Allison Smith

Freshman makes best of disability

Acacia Cook, freshman criminal justice major, receives gifts from her Big at Alpha Xi Delta. Cook has cerebral palsy, a condition where the brain doesn’t send signals to certain areas of the body, in this case, her legs. Jessica M. Kanalas | Daily Kent St

Credit: DKS Editors

When Acacia Cook came to Kent State last August for her freshman year, she was nervous. She had the typical freshman jitters everyone gets before they start college, but she was worried people would treat her differently.

“Over the summer I was stressing out about if people would like me or if they would be accepting,” Acacia said, sitting on the ground near her crutches. Acacia has cerebral palsy.

“When you meet new people, you get the stares,” she said. “And I’m not bothered by when people stare, but I would really want them to come up and ask me instead of staring at me.”

Acacia went through sorority recruitment and joined Alpha Xi Delta. During recruitment, she told the girls, “Don’t mind my leg, I know it’s there.”

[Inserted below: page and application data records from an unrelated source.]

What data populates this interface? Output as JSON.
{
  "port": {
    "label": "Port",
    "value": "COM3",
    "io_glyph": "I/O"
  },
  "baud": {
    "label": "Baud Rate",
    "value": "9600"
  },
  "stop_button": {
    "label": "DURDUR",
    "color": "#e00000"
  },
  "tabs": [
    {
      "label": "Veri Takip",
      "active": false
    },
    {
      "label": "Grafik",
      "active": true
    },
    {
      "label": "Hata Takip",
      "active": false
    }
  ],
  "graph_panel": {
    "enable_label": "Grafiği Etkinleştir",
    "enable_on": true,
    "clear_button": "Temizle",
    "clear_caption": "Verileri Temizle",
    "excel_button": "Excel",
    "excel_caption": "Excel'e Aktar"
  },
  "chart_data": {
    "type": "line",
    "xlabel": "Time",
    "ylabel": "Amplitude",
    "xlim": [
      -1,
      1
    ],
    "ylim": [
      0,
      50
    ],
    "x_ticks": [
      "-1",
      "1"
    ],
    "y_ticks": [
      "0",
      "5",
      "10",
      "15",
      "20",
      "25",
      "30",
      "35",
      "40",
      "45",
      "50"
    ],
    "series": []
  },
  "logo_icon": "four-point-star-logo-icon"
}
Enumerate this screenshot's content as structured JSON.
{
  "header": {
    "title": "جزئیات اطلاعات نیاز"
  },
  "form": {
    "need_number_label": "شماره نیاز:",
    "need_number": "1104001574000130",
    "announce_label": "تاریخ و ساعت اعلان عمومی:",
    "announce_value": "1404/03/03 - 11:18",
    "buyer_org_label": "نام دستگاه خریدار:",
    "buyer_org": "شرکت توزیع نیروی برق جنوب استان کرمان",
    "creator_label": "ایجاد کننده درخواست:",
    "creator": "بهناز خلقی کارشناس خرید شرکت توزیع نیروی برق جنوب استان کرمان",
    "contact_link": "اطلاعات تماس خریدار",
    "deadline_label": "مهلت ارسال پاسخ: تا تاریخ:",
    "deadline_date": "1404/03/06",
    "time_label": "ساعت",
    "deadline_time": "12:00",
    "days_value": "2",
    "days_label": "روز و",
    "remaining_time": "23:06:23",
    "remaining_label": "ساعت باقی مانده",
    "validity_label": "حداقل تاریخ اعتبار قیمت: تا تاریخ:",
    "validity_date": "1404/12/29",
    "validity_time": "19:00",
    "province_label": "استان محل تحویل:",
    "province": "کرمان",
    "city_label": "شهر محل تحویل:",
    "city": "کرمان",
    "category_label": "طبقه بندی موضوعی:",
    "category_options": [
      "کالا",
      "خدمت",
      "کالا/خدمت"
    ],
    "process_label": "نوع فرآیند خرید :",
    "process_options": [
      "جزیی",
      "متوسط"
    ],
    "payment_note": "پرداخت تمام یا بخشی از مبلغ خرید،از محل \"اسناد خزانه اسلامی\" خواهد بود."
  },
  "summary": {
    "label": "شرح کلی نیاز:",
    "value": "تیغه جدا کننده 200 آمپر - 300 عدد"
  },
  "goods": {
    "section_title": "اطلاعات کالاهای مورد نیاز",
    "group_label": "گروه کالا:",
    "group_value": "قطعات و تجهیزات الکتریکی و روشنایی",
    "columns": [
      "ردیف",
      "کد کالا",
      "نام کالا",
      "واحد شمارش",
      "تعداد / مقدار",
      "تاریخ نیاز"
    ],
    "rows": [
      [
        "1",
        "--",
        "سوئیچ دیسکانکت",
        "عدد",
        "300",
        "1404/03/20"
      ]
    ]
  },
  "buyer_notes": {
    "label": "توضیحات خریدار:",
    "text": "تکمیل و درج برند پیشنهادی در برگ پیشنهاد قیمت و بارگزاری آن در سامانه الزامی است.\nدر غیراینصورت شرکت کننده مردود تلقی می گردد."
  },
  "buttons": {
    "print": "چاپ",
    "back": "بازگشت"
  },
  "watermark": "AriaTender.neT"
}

Cerebral palsy is a condition in which the brain doesn’t send signals to certain areas of the body. She said her condition is called diplegia and only affects the lower half of her body.

“When I was born, they think I didn’t get enough oxygen to my brain. Like, the way they say is ‘the wires got crossed,'” Acacia said. “My brain doesn’t send the signals to my legs to do what normal people’s legs do.”

Acacia uses a forearm crutch to help her get around. Before she was balanced enough, she used a walker and then upgraded to a quad crutch. Acacia said she was able to use just one crutch as her balance improved.

She said she’s used different gadgets throughout the years to help with her condition. She used to use a tense unit to help her legs become more flexible. The unit has gel patches hooked up to a box. She applied the patches to her legs and back, which sent pulses deep into her muscles.

“It actually worked really well,” Acacia said. “It felt like this pulsing. You could feel it in the muscle. I could feel my muscle quivering.”

Acacia said now she gets Botox injected into her leg muscles to help get rid of the spasticity. She said it’s hard to get covered by insurance because most companies think she’s getting the injections for cosmetic reasons.

“Before they started putting it in people’s face, they used it for your muscles and stuff, and then they started putting it in people’s face,” Acacia said. “That’s the kind of fight my mom is having right now with her insurance because they won’t approve it because they want to use their own special kind.”

Acacia said her main goal was to learn how to drive because her mom always warned she might not be able to. After acquiring her license in July, she said she is not having any problems getting around.

“When I got my car, they wanted to put modifications on it. They want me to have the brakes on the steering wheel,” Acacia said. “But I don’t really think I need it.”

Acacia said the brakes operate by a lever that you pull, and she could use the accelerator with her foot. Acacia said she hates being “handled with kid gloves.” She said if she does need help, though, she’s not afraid to ask. But she would prefer not to. She likes to be independent.

“They think that I can’t do anything,” Acacia said. “I get out of my car and I’m carrying all my books and I’m good. You know, I’ve been dealing with cerebral palsy since I was born. You just kind of – you do what you have to do.”

Contact technology reporter Allison Smith at [email protected]